Instructions for the task:
Before copying the entries, remove the pictures; everything else stays exactly as it is.

Record extracts:
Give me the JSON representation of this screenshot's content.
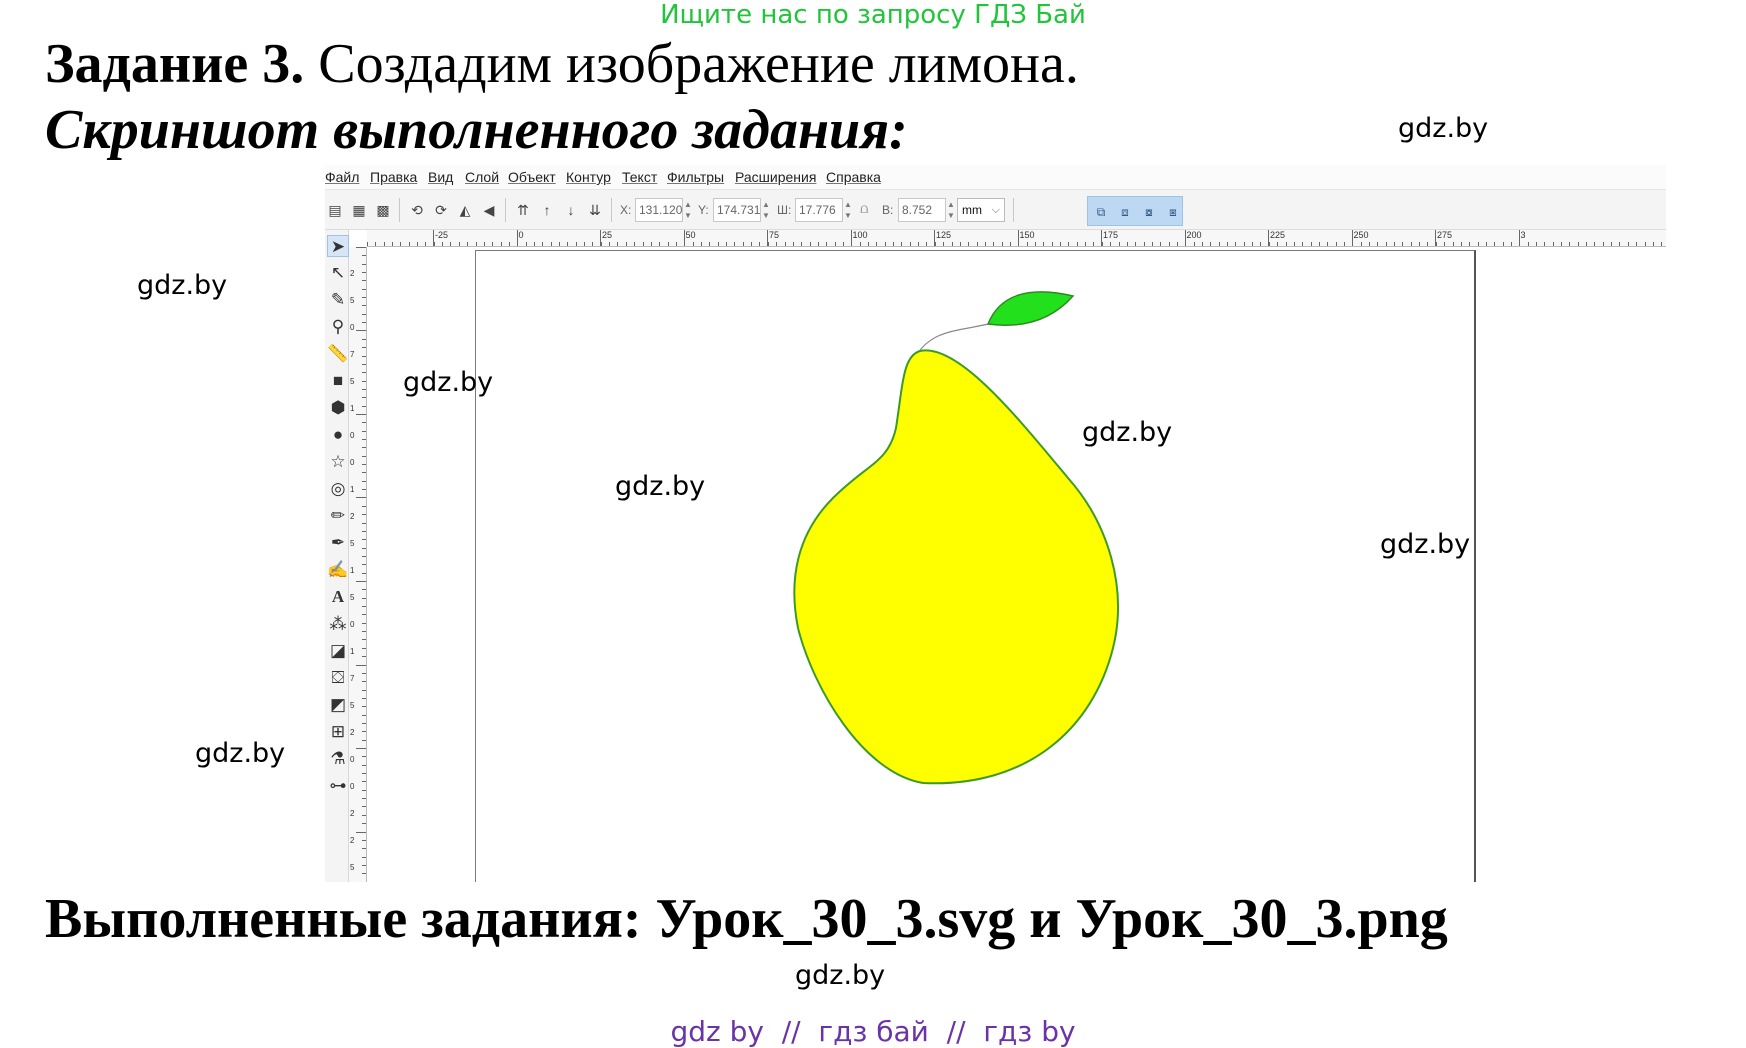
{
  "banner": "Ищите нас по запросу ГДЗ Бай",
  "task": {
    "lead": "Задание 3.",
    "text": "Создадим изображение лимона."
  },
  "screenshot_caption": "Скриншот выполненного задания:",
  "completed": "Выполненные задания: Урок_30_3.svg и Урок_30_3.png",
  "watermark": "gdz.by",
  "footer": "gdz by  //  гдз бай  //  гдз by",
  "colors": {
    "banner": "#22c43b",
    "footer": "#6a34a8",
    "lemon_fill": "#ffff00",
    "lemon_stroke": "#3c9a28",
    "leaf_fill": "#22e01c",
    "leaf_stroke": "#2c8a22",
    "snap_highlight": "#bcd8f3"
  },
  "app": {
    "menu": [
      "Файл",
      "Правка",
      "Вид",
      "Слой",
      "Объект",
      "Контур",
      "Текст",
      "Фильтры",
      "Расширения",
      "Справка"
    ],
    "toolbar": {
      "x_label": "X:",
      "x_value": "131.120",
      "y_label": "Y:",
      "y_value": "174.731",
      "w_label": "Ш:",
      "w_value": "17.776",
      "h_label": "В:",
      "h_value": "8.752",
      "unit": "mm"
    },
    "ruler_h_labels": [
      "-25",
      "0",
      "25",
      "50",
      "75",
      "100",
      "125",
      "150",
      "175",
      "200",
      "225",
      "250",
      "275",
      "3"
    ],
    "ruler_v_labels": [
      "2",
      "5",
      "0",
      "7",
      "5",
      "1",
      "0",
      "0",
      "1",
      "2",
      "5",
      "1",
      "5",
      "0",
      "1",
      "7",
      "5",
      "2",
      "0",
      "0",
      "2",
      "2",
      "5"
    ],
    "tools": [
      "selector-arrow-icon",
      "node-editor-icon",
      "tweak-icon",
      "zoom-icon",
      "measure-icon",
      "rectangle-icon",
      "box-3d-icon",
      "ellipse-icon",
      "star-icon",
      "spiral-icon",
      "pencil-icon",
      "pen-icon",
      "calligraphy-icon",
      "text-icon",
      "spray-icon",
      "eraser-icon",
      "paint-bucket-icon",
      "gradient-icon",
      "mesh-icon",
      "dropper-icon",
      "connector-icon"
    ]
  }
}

Solution to the problem:
Give me the JSON representation of this screenshot's content.
{
  "banner": "Ищите нас по запросу ГДЗ Бай",
  "task": {
    "lead": "Задание 3.",
    "text": "Создадим изображение лимона."
  },
  "screenshot_caption": "Скриншот выполненного задания:",
  "completed": "Выполненные задания: Урок_30_3.svg и Урок_30_3.png",
  "watermark": "gdz.by",
  "footer": "gdz by  //  гдз бай  //  гдз by",
  "colors": {
    "banner": "#22c43b",
    "footer": "#6a34a8",
    "lemon_fill": "#ffff00",
    "lemon_stroke": "#3c9a28",
    "leaf_fill": "#22e01c",
    "leaf_stroke": "#2c8a22",
    "snap_highlight": "#bcd8f3"
  },
  "app": {
    "menu": [
      "Файл",
      "Правка",
      "Вид",
      "Слой",
      "Объект",
      "Контур",
      "Текст",
      "Фильтры",
      "Расширения",
      "Справка"
    ],
    "toolbar": {
      "x_label": "X:",
      "x_value": "131.120",
      "y_label": "Y:",
      "y_value": "174.731",
      "w_label": "Ш:",
      "w_value": "17.776",
      "h_label": "В:",
      "h_value": "8.752",
      "unit": "mm"
    },
    "ruler_h_labels": [
      "-25",
      "0",
      "25",
      "50",
      "75",
      "100",
      "125",
      "150",
      "175",
      "200",
      "225",
      "250",
      "275",
      "3"
    ],
    "ruler_v_labels": [
      "2",
      "5",
      "0",
      "7",
      "5",
      "1",
      "0",
      "0",
      "1",
      "2",
      "5",
      "1",
      "5",
      "0",
      "1",
      "7",
      "5",
      "2",
      "0",
      "0",
      "2",
      "2",
      "5"
    ],
    "tools": [
      "selector-arrow-icon",
      "node-editor-icon",
      "tweak-icon",
      "zoom-icon",
      "measure-icon",
      "rectangle-icon",
      "box-3d-icon",
      "ellipse-icon",
      "star-icon",
      "spiral-icon",
      "pencil-icon",
      "pen-icon",
      "calligraphy-icon",
      "text-icon",
      "spray-icon",
      "eraser-icon",
      "paint-bucket-icon",
      "gradient-icon",
      "mesh-icon",
      "dropper-icon",
      "connector-icon"
    ]
  }
}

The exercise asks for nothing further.